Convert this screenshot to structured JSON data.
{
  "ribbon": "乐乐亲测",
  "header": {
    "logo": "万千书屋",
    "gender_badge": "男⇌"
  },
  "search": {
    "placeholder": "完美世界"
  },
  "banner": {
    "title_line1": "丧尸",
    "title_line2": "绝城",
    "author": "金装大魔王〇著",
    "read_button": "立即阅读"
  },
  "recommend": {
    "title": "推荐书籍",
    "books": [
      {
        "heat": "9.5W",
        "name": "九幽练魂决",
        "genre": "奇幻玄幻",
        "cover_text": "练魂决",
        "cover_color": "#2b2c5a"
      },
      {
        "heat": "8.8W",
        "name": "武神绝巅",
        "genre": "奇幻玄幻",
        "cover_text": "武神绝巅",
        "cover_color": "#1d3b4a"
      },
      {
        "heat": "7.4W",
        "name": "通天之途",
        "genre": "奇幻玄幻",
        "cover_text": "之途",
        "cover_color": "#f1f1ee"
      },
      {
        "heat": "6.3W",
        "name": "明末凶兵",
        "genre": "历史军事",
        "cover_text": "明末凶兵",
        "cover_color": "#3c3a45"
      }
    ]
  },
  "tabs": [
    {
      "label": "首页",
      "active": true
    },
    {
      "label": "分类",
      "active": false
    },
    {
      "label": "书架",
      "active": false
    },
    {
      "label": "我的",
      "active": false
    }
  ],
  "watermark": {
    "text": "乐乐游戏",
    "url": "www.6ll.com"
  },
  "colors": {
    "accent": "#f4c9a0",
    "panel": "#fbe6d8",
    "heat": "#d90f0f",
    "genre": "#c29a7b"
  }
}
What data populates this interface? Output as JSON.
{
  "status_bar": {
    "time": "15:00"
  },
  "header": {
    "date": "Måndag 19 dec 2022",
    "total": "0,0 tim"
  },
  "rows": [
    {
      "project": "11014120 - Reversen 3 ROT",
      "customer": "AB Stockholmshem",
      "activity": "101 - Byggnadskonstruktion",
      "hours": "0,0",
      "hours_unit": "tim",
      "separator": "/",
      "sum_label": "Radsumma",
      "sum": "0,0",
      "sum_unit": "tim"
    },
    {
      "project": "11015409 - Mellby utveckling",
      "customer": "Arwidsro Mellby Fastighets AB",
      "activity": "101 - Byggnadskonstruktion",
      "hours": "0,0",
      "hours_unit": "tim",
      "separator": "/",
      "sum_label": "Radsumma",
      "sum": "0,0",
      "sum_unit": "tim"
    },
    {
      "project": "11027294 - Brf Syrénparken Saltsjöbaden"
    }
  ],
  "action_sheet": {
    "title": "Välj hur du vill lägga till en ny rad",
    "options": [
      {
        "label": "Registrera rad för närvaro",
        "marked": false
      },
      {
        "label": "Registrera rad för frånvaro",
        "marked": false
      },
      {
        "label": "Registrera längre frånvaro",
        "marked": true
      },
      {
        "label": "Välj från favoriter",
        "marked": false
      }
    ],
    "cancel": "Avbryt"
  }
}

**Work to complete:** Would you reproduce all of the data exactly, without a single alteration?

**Exercise output:**
Convert this screenshot to structured JSON data.
{
  "ribbon": "乐乐亲测",
  "header": {
    "logo": "万千书屋",
    "gender_badge": "男⇌"
  },
  "search": {
    "placeholder": "完美世界"
  },
  "banner": {
    "title_line1": "丧尸",
    "title_line2": "绝城",
    "author": "金装大魔王〇著",
    "read_button": "立即阅读"
  },
  "recommend": {
    "title": "推荐书籍",
    "books": [
      {
        "heat": "9.5W",
        "name": "九幽练魂决",
        "genre": "奇幻玄幻",
        "cover_text": "练魂决",
        "cover_color": "#2b2c5a"
      },
      {
        "heat": "8.8W",
        "name": "武神绝巅",
        "genre": "奇幻玄幻",
        "cover_text": "武神绝巅",
        "cover_color": "#1d3b4a"
      },
      {
        "heat": "7.4W",
        "name": "通天之途",
        "genre": "奇幻玄幻",
        "cover_text": "之途",
        "cover_color": "#f1f1ee"
      },
      {
        "heat": "6.3W",
        "name": "明末凶兵",
        "genre": "历史军事",
        "cover_text": "明末凶兵",
        "cover_color": "#3c3a45"
      }
    ]
  },
  "tabs": [
    {
      "label": "首页",
      "active": true
    },
    {
      "label": "分类",
      "active": false
    },
    {
      "label": "书架",
      "active": false
    },
    {
      "label": "我的",
      "active": false
    }
  ],
  "watermark": {
    "text": "乐乐游戏",
    "url": "www.6ll.com"
  },
  "colors": {
    "accent": "#f4c9a0",
    "panel": "#fbe6d8",
    "heat": "#d90f0f",
    "genre": "#c29a7b"
  }
}
What data populates this interface? Output as JSON.
{
  "status_bar": {
    "time": "15:00"
  },
  "header": {
    "date": "Måndag 19 dec 2022",
    "total": "0,0 tim"
  },
  "rows": [
    {
      "project": "11014120 - Reversen 3 ROT",
      "customer": "AB Stockholmshem",
      "activity": "101 - Byggnadskonstruktion",
      "hours": "0,0",
      "hours_unit": "tim",
      "separator": "/",
      "sum_label": "Radsumma",
      "sum": "0,0",
      "sum_unit": "tim"
    },
    {
      "project": "11015409 - Mellby utveckling",
      "customer": "Arwidsro Mellby Fastighets AB",
      "activity": "101 - Byggnadskonstruktion",
      "hours": "0,0",
      "hours_unit": "tim",
      "separator": "/",
      "sum_label": "Radsumma",
      "sum": "0,0",
      "sum_unit": "tim"
    },
    {
      "project": "11027294 - Brf Syrénparken Saltsjöbaden"
    }
  ],
  "action_sheet": {
    "title": "Välj hur du vill lägga till en ny rad",
    "options": [
      {
        "label": "Registrera rad för närvaro",
        "marked": false
      },
      {
        "label": "Registrera rad för frånvaro",
        "marked": false
      },
      {
        "label": "Registrera längre frånvaro",
        "marked": true
      },
      {
        "label": "Välj från favoriter",
        "marked": false
      }
    ],
    "cancel": "Avbryt"
  }
}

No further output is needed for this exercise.